Egypt’s capital Cairo is the latest destination to be served by expanding Jeddah-based LCC flyadeal, becoming the 16th point in its network.
The airline, which opened its first overseas service to Dubai last July and has since added Kuwait to its route map, has launched flights between Riyadh’s King Khalid International (RUH) and Cairo International (CAI). The 1,609-km (1,000-mi.) route will be served twice a week.
Ahmed Al-Brahim, chief commercial and customer officer of flyadeal, said that the addition of Cairo reflects the company’s desire to support the objectives of the Saudi Vision 2030 development plan. The 2030 strategy seeks to diversify Saudi Arabia’s economy away from oil and resource-based businesses to focus on other industries, such as tourism.
Al-Brahim added that new flights between the Saudi and Egyptian capitals would help to strengthen ties between the countries, enhancing bilateral cooperation.
The launch of RUH-CAI flights sees flyadeal enter an already competitive market. Seven carriers currently provide nonstop service between the destinations, including flyadeal’s parent Saudia which offers 3X-daily round trips.

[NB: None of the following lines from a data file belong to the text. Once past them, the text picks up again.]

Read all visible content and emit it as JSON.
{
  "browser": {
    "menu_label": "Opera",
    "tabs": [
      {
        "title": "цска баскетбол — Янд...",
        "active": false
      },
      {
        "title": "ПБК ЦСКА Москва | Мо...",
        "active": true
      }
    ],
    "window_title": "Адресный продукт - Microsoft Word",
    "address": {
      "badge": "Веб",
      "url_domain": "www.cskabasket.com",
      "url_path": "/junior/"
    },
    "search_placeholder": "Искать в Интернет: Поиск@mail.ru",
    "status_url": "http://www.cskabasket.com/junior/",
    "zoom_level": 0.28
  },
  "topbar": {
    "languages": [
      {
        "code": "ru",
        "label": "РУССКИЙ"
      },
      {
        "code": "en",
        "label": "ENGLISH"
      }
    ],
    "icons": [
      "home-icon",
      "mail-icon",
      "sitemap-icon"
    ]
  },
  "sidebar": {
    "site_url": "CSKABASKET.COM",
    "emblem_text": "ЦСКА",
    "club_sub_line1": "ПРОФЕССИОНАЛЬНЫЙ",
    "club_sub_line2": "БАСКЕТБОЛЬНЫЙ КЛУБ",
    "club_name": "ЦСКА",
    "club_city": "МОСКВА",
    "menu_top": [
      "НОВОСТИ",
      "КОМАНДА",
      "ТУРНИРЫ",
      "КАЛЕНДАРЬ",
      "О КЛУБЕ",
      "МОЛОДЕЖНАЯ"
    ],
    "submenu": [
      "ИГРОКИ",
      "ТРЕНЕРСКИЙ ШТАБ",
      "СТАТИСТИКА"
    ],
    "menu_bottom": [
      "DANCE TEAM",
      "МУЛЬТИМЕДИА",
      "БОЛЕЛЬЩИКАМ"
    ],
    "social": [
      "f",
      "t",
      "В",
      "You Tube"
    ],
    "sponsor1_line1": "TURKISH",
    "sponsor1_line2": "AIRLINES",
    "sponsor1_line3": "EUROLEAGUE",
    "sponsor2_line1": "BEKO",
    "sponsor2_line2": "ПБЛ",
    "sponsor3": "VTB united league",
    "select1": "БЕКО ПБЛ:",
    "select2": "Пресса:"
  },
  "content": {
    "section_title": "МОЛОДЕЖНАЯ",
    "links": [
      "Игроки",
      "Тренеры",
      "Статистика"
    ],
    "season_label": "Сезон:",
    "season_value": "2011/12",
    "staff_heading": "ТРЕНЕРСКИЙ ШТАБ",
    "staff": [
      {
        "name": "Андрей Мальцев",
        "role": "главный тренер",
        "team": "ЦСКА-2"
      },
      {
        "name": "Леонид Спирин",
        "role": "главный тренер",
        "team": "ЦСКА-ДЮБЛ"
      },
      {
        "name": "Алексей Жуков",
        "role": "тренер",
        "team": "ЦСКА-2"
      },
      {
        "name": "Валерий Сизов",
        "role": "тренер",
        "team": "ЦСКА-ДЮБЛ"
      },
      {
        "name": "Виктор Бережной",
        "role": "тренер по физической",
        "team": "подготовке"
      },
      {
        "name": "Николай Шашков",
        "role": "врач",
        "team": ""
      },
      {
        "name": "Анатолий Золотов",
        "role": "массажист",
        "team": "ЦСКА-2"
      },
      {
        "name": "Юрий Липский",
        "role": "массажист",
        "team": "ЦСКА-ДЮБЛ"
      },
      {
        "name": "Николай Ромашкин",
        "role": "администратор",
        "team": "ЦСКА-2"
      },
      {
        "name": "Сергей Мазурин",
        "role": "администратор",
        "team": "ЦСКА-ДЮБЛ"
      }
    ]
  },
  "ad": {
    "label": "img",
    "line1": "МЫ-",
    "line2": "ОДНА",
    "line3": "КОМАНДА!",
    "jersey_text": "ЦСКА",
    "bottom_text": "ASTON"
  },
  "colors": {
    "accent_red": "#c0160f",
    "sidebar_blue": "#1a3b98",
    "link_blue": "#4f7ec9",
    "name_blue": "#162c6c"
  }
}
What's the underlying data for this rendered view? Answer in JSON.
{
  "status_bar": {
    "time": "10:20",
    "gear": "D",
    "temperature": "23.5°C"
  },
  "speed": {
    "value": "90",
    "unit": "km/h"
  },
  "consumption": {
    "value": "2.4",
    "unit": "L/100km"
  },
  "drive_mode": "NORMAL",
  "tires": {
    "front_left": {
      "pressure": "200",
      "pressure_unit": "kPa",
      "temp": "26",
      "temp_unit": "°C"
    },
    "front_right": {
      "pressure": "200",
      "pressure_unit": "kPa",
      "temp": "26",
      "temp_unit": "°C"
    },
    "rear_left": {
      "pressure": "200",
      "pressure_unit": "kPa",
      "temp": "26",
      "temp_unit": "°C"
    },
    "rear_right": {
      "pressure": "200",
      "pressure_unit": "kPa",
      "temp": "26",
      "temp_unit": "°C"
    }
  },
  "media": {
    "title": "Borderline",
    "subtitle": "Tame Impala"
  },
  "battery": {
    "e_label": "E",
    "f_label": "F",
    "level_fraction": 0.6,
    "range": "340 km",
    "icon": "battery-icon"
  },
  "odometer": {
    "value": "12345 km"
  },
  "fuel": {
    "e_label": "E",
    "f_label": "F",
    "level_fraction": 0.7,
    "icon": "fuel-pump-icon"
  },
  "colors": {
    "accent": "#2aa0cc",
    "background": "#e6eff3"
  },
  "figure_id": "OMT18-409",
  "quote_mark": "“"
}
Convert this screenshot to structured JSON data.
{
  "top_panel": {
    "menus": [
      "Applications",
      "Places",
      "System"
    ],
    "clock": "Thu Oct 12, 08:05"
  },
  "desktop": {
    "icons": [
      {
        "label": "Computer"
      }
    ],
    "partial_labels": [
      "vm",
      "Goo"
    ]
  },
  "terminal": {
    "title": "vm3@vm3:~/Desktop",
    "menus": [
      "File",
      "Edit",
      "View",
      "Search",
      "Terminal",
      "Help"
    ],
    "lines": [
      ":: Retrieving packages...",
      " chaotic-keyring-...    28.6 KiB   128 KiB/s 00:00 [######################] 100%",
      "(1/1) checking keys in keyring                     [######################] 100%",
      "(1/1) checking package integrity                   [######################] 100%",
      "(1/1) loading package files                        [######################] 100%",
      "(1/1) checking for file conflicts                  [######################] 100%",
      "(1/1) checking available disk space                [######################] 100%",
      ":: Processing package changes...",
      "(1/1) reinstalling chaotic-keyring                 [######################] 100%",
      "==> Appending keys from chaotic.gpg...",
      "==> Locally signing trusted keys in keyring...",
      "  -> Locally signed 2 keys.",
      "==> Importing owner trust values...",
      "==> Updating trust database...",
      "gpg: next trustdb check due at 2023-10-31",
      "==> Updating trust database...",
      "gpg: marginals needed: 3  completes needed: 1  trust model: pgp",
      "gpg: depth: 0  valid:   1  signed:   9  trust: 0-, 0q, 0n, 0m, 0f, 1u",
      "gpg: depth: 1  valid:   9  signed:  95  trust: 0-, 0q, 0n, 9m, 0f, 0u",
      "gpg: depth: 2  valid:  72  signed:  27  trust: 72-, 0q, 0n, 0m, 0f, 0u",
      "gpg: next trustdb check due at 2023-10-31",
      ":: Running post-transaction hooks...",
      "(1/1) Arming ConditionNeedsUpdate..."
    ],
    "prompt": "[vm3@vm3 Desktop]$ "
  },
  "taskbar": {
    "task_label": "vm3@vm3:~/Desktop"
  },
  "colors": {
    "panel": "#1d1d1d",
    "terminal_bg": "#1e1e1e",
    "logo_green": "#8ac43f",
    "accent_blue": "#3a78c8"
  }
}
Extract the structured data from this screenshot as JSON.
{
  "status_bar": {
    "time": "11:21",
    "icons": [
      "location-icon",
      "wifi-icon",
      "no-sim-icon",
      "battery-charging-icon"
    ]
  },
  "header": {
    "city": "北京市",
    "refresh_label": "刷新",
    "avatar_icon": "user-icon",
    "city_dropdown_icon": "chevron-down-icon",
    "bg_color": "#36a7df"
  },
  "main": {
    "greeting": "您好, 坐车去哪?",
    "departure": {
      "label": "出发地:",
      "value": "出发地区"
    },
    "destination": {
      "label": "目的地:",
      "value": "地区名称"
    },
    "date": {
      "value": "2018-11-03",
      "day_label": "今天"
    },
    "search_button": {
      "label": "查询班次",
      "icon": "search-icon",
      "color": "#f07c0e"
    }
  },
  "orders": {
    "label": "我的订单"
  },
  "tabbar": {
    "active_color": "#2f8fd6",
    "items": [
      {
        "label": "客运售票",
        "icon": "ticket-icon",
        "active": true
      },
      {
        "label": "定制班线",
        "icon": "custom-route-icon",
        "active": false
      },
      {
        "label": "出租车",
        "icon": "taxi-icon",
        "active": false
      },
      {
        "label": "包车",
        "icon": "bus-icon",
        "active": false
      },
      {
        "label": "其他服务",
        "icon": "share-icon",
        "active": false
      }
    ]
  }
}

OAG Schedules Analyser data shows the route is also served 3X-daily by Egyptair and Flynas, while Air Cairo and Nile Air provide 3X-weekly flights. Additionally, Air Arabia Egypt and FlyEgypt each offer two services per week.
Flyadeal was launched in September 2017, offering low-cost domestic connections and providing feed for Saudia’s international operations. After opening its maiden international route between Riyadh and Dubai International (DXB) in July 2021, the airline has since added Jeddah (JED)-Dubai service and Riyadh-Kuwait (KWI) flights.
Speaking at World Routes 2021 in Milan, flyadeal CEO Con Korfiatis said the carrier’s domestic focus has helped to insulate the airline from some of the worst effects of the pandemic—but admitted that network planning in the immediate wake of COVID-19 would involve “a huge element of gazing at crystal balls.”
Flyadeal received six new aircraft during 2021, taking its fleet to 11 A320s and seven A320neos. The LCC has a further 24 A320neos on order, with about 14 of those expected to be delivered this year.
In an interview with CAPA in December, Korfiatis added the airline is “very confident” of a strong year in 2022, buoyed by the additional capacity set to be deployed. But he said that agility remains key and the LCC has to be alive to new opportunities.
Korfiatis explained that flyadeal had previously not attended World Routes before 2021 because it was not an international airline. However, he said that the carrier’s presence in Milan last October had been “more useful than ever.”
“We met with a bunch of airports—that if I took historical planning approaches we wouldn't have even spoken to—but now we see a lot of potential,” he said.